Slate's Audio Book Club now comes to you on the third Thursday of every month. Our selection for August is the controversial new book A Vindication of Love by Cristina Nehring. Listen for our discussion of A Vindication of Love, coming to the podcast on Aug. 20.
"The Swimmer," by John Cheever, and "A Good Man Is Hard To Find," by Flannery O'Connor
Atmospheric Disturbances, by Rivka Galchen
Infinite Jest, by David Foster Wallace
Rabbit, Run, by John Updike
The Great Gatsby, by F. Scott Fitzgerald
The Night of the Gun, by David Carr
American Wife, by Curtis Sittenfeld
Brideshead Revisited, by Evelyn Waugh
Netherland, by Joseph O'Neill
Anna Karenina, by Leo Tolstoy
Beautiful Children, by Charles Bock
All the King's Men, by Robert Penn Warren
Eat, Pray, Love, by Elizabeth Gilbert
Tree of Smoke, by Denis Johnson
The Audacity of Hope, by Barack Obama
The Road, by Cormac McCarthy
The House of Mirth, by Edith Wharton
Independence Day, by Richard Ford
The Emperor's Children, by Claire Messud
The Omnivore's Dilemma, by Michael Pollan
Beloved, by Toni Morrison
Everyman, by Philip Roth
Saturday, by Ian McEwan
The Year of Magical Thinking, by Joan Didion
Questions? Comments? Write to us at firstname.lastname@example.org. (E-mailers may be quoted by name unless they request otherwise.)
Meghan O'Rourke is Slate's culture critic and an advisory editor. She was previously an editor at The New Yorker. The Long Goodbye, a memoir about her mother's death, is now out in paperback.
Troy Patterson is Slate's television critic.

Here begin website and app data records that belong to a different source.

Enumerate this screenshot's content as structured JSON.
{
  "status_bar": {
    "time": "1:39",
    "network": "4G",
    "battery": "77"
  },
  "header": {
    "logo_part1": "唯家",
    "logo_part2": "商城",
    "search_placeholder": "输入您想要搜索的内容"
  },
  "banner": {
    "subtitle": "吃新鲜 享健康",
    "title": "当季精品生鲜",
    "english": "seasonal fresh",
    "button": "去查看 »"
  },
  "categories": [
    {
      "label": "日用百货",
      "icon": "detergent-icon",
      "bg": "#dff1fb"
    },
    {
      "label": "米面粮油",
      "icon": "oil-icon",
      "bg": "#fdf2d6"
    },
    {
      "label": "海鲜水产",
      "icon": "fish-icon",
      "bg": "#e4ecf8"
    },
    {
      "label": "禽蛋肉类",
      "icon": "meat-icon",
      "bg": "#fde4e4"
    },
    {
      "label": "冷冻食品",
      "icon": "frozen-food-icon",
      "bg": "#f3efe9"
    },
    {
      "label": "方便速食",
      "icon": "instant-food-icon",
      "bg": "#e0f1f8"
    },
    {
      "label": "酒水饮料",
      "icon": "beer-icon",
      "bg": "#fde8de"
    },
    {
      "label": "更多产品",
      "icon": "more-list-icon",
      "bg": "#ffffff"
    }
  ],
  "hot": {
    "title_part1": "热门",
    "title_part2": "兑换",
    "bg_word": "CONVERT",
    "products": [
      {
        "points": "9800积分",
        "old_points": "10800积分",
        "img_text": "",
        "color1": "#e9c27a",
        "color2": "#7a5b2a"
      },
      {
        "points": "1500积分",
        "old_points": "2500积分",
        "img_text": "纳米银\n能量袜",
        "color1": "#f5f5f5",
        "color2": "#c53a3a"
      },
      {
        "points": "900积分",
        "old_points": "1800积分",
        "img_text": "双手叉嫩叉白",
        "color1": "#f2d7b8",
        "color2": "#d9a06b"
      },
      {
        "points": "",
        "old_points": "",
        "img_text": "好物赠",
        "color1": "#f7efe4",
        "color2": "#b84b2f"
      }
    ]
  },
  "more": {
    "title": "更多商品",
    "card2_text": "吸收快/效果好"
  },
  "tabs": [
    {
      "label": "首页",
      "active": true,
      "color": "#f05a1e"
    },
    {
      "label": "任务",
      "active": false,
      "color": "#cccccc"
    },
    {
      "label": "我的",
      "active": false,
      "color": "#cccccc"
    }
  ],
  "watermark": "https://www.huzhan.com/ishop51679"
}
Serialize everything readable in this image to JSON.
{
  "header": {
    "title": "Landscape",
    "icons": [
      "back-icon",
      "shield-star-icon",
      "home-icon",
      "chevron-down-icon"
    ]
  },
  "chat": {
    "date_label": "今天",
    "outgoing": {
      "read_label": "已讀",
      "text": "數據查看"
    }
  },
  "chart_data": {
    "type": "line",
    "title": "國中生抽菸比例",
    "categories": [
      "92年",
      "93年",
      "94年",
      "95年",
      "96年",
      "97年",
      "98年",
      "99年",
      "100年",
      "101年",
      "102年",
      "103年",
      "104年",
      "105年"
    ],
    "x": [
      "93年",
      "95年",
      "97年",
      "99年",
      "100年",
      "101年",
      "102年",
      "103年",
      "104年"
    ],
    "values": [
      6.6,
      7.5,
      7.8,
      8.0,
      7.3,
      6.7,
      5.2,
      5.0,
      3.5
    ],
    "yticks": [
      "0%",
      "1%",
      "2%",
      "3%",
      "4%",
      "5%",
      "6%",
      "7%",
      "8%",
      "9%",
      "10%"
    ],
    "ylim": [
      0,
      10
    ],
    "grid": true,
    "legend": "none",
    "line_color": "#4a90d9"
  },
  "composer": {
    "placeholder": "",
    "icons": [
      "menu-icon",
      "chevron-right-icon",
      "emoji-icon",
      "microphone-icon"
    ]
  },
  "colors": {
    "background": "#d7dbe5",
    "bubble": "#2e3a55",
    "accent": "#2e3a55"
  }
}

Katie Roiphe, professor at the Arthur L. Carter Journalism Institute at New York University, is the author most recently of Uncommon Arrangements: Seven Marriages, and the forthcoming In Praise of Messy Lives.